Select all lines in the records that include "Team".
+++ Extracted data +++
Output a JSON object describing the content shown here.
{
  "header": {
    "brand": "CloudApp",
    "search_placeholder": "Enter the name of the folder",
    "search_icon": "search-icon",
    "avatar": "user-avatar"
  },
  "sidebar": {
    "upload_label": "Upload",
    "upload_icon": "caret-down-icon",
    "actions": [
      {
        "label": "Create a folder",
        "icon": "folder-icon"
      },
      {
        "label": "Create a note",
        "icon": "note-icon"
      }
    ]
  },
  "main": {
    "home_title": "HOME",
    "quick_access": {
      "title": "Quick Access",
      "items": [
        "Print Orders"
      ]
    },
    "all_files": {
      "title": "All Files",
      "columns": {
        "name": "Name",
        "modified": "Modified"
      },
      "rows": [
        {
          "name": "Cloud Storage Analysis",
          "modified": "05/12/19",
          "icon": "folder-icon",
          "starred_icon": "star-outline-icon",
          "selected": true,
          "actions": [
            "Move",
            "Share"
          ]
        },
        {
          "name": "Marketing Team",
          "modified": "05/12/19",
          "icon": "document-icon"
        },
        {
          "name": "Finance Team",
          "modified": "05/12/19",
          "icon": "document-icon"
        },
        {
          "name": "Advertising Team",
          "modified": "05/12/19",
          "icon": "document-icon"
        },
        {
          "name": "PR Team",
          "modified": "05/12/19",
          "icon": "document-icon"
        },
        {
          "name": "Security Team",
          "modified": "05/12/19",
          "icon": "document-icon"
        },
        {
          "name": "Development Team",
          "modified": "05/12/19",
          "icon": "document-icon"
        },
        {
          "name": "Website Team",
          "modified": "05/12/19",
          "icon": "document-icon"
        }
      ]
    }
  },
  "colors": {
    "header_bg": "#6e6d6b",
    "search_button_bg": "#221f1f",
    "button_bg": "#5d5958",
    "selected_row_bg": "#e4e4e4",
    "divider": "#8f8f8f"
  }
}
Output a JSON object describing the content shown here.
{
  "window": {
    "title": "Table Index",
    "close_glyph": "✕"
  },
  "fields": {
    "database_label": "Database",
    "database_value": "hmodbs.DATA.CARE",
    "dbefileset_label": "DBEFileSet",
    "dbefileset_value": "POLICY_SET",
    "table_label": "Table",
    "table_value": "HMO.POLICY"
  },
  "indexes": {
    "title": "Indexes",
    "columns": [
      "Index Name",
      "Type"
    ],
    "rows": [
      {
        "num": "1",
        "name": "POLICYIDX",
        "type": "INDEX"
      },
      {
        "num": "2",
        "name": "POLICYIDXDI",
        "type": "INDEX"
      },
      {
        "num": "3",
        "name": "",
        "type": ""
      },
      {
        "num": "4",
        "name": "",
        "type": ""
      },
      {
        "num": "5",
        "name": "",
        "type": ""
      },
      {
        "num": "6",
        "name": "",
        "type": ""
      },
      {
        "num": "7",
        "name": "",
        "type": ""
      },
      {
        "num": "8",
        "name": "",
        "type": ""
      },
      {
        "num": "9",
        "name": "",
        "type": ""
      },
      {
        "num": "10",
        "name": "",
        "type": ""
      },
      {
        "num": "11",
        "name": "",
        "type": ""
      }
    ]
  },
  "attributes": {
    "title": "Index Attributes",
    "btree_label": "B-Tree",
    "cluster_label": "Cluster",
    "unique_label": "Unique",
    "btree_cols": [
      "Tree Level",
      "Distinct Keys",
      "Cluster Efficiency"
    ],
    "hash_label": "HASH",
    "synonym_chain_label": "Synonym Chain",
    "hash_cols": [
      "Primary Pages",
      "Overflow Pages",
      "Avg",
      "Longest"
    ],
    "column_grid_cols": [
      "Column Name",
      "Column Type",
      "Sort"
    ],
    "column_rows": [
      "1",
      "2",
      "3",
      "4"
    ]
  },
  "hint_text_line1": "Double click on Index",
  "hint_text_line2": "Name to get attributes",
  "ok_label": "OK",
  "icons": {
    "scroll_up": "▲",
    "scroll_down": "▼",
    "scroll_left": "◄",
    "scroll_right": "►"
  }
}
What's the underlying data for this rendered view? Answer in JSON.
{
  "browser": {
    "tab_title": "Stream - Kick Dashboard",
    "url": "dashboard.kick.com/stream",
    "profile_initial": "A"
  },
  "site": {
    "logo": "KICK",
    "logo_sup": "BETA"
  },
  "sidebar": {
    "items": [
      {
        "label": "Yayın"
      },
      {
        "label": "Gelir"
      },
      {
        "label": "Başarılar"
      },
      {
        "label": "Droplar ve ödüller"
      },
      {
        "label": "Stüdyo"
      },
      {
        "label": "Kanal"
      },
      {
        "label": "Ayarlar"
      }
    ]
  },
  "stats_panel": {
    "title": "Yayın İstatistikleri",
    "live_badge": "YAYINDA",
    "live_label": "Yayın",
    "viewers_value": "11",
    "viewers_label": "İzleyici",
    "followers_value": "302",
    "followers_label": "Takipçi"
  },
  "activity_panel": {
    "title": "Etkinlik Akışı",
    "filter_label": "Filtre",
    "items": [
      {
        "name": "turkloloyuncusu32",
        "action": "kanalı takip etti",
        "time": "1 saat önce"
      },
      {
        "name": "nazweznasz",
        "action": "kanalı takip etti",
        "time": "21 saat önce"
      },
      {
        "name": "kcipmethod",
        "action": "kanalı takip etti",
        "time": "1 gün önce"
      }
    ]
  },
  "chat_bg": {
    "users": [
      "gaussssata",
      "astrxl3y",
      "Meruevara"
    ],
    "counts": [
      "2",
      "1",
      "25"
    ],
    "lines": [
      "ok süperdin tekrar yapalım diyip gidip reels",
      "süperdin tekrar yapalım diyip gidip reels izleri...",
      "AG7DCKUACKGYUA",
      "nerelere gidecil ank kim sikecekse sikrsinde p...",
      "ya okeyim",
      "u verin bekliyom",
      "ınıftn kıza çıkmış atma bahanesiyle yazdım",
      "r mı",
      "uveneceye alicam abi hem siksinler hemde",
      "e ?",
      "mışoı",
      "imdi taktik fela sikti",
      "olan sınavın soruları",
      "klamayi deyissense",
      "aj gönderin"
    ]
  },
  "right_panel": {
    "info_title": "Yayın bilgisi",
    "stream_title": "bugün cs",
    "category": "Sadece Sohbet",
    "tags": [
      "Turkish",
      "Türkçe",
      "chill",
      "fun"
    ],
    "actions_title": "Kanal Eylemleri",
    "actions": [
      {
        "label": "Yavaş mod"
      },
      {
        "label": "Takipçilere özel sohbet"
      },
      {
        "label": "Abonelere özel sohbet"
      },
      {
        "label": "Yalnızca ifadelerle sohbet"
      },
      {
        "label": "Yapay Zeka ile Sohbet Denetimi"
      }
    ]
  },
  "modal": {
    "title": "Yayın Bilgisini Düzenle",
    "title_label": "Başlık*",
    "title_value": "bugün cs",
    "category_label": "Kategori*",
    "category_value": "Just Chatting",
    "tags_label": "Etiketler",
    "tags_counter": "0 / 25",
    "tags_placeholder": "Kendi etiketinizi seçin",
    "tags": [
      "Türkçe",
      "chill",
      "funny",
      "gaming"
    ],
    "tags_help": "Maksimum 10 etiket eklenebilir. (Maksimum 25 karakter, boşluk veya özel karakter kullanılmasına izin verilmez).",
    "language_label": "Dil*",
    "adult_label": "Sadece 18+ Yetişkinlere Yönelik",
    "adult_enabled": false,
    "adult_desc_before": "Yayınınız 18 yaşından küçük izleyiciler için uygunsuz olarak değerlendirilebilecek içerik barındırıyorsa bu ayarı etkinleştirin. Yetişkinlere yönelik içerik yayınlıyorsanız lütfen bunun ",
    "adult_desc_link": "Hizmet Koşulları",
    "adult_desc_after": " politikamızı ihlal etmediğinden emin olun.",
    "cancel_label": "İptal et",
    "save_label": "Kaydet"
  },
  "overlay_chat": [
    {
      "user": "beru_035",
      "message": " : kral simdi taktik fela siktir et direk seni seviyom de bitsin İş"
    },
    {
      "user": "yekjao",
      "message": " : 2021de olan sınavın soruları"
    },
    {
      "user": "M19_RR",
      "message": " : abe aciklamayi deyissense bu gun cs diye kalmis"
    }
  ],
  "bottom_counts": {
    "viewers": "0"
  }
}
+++
● Exercise output:
          "name": "Marketing Team",
          "name": "Finance Team",
          "name": "Advertising Team",
          "name": "PR Team",
          "name": "Security Team",
          "name": "Development Team",
          "name": "Website Team",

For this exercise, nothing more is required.